In view of the COVID-19 outbreak and a nationwide lockdown, a tenant pleaded to invoke Force Majeure and further requesting suspension of rent for the lockdown period. The Delhi High Court, however, rejected the plea to suspend the rent while the tenant is still residing in premises, Live Law reported. The decision was given by a bench of Justice Pratibha M.Singh in connection to an eviction case filed in 2017. Offering some relief to the petitioner, the court deferred the payment of rent.
It is to note that Force Majeure can be invoked after the occurrence of an event which is neither anticipated in law nor controlled by nature and includes events like floods, hurricanes, riots, wars or strikes. The court said in order to invoke this clause, both the tenant as well as the landlord have to agree to the severe conditions. Further, in such circumstances, if the clause had been revoked, it could mean that the tenant had to claim the contract with the landlord as void and surrender the property.
The petitioner had filed for suspension of his rent for a property in Khan Market as he was not able to use the premise for the commercial purpose after a lockdown was imposed in order to curb the Coronavirus transmission, according to Live Law’s report. While the High Court did not rule in the favour of suspending, it has agreed for deferment in rent payment.
After the tenant lost the eviction suit filed in 2017, the tenant had agreed to pay Rs 3.5 lakh rent for a month in order to stay, the report highlighted and since the operations were suspended, it became difficult for the tenant to pay the rent. The court asserted that whether or not to pay the rent for the period under lockdown will arise in thousands of cases.
On March 29 this year, the Ministry of Home Affairs had released a statement stopping many landlords to evict students, migrant labourers and workers for a month if they were unable to pay the rent.

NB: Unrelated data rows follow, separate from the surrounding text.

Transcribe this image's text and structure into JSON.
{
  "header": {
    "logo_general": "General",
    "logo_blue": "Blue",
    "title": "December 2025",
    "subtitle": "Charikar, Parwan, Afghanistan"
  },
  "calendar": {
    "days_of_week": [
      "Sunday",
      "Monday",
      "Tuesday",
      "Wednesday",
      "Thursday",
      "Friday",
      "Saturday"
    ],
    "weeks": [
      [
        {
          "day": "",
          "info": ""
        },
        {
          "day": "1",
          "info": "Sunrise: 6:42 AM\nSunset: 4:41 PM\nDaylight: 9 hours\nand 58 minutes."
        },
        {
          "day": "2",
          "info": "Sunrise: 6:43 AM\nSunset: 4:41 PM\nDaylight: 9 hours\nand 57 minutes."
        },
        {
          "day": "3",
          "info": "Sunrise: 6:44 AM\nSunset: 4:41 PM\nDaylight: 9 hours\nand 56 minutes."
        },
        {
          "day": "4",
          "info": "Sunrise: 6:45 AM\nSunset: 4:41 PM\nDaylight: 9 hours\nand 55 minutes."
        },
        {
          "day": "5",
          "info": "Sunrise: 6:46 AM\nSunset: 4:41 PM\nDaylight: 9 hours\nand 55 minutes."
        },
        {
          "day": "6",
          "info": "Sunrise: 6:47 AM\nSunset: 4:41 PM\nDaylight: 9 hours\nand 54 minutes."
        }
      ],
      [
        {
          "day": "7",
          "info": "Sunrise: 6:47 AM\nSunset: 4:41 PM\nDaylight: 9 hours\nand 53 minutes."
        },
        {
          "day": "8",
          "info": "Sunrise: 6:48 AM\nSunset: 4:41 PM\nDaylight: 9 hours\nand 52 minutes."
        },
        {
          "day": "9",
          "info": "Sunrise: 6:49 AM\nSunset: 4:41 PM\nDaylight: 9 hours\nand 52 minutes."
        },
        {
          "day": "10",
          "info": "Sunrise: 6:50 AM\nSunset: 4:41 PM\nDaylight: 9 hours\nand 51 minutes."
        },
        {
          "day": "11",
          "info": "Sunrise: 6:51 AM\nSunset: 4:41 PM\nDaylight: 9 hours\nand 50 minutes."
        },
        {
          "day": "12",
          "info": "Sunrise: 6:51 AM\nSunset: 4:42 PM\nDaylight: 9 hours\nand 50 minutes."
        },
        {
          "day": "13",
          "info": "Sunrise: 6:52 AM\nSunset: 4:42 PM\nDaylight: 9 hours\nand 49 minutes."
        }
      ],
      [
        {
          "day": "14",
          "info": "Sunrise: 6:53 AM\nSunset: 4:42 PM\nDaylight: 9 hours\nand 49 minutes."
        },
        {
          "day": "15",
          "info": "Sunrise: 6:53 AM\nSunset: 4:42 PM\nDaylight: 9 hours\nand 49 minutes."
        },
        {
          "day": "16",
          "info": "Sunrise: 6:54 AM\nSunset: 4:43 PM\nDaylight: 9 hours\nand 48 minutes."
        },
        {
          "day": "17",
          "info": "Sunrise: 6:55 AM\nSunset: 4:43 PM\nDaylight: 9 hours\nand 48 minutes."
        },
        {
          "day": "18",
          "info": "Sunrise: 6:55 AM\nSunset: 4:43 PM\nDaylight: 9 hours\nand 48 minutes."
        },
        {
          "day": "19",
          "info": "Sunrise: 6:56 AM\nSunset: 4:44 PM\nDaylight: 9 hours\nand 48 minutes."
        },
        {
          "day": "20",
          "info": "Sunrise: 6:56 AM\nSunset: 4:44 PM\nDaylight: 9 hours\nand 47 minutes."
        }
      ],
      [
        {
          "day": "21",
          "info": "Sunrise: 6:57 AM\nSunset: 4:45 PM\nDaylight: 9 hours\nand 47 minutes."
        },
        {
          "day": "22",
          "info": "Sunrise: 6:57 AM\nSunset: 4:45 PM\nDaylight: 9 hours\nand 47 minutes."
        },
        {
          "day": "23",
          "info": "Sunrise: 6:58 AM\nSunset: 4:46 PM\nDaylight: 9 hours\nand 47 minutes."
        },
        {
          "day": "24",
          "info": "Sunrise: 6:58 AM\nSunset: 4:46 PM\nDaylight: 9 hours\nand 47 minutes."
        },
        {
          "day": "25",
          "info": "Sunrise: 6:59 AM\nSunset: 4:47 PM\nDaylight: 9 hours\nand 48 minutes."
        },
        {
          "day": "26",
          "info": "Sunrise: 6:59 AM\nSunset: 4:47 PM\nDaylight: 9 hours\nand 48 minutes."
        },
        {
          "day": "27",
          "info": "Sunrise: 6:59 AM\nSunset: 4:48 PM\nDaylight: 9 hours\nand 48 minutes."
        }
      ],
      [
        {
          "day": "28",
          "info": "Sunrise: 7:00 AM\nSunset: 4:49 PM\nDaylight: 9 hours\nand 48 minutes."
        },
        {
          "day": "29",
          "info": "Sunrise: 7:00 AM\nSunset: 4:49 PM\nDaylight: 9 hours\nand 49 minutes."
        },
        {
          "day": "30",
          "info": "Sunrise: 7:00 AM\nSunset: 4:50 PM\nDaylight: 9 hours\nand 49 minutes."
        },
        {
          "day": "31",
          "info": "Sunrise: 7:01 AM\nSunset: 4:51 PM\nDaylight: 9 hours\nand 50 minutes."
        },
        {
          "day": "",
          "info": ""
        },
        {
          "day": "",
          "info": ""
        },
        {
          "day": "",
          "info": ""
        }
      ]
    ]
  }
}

Many people across the country had been facing evictions since then as they are not able to clear their dues. Many workers have been returning to their hometowns after failing to pay for their rented accommodation.